**Interface dataset entries:**
--------

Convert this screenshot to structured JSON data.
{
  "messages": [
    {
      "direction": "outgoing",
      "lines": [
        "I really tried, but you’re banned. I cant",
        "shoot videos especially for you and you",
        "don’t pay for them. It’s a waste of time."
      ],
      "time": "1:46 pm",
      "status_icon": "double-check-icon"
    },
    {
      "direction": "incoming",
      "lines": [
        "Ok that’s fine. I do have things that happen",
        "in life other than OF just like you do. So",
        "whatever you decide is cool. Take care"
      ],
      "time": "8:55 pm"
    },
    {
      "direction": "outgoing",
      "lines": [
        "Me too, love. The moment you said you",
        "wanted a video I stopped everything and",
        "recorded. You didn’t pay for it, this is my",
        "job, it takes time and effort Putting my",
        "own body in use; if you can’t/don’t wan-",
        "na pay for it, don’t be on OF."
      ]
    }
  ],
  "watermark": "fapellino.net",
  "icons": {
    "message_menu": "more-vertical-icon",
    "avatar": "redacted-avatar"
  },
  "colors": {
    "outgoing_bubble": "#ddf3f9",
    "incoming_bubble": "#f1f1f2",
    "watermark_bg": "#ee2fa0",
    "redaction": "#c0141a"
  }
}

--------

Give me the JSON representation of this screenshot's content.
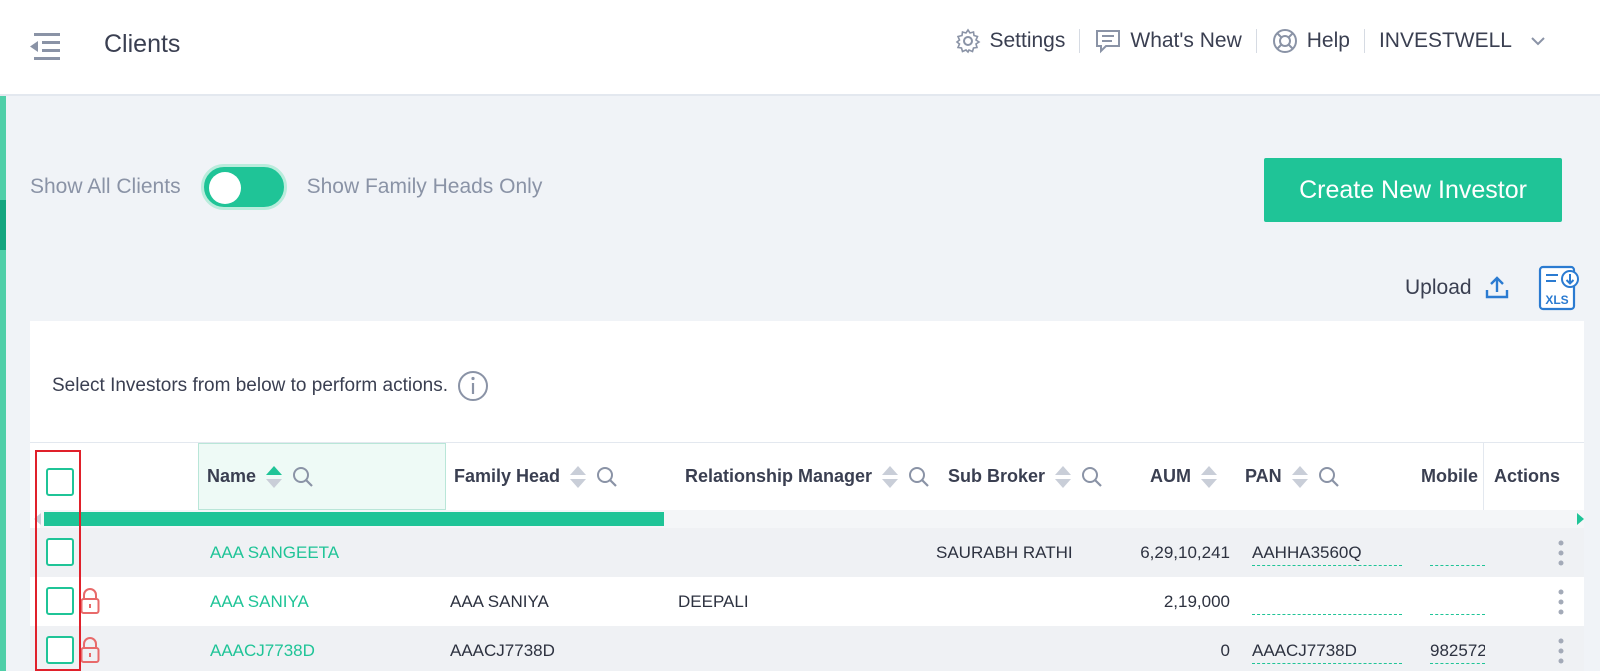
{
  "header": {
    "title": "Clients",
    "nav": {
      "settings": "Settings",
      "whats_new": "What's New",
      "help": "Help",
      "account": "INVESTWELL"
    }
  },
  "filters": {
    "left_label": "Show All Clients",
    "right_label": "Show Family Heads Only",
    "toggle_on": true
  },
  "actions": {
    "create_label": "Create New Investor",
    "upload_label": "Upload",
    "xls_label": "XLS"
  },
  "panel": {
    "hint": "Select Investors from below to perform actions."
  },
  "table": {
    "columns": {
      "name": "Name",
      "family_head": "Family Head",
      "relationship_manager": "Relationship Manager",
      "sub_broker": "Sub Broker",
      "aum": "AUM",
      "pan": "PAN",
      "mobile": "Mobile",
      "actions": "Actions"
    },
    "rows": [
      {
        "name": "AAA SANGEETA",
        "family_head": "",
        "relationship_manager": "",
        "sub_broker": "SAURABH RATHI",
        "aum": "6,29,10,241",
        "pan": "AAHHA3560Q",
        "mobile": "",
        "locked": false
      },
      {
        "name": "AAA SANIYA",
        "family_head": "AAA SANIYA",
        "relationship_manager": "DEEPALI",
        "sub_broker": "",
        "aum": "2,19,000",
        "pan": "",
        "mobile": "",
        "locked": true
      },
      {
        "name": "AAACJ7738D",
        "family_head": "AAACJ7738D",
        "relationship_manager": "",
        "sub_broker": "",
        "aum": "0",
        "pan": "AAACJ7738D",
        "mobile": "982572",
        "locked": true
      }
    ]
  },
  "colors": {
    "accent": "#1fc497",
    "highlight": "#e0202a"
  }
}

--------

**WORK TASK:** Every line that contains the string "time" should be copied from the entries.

**OUTPUT OF THE EXERCISE:**
        "don’t pay for them. It’s a waste of time."
      "time": "1:46 pm",
      "time": "8:55 pm"
        "job, it takes time and effort Putting my",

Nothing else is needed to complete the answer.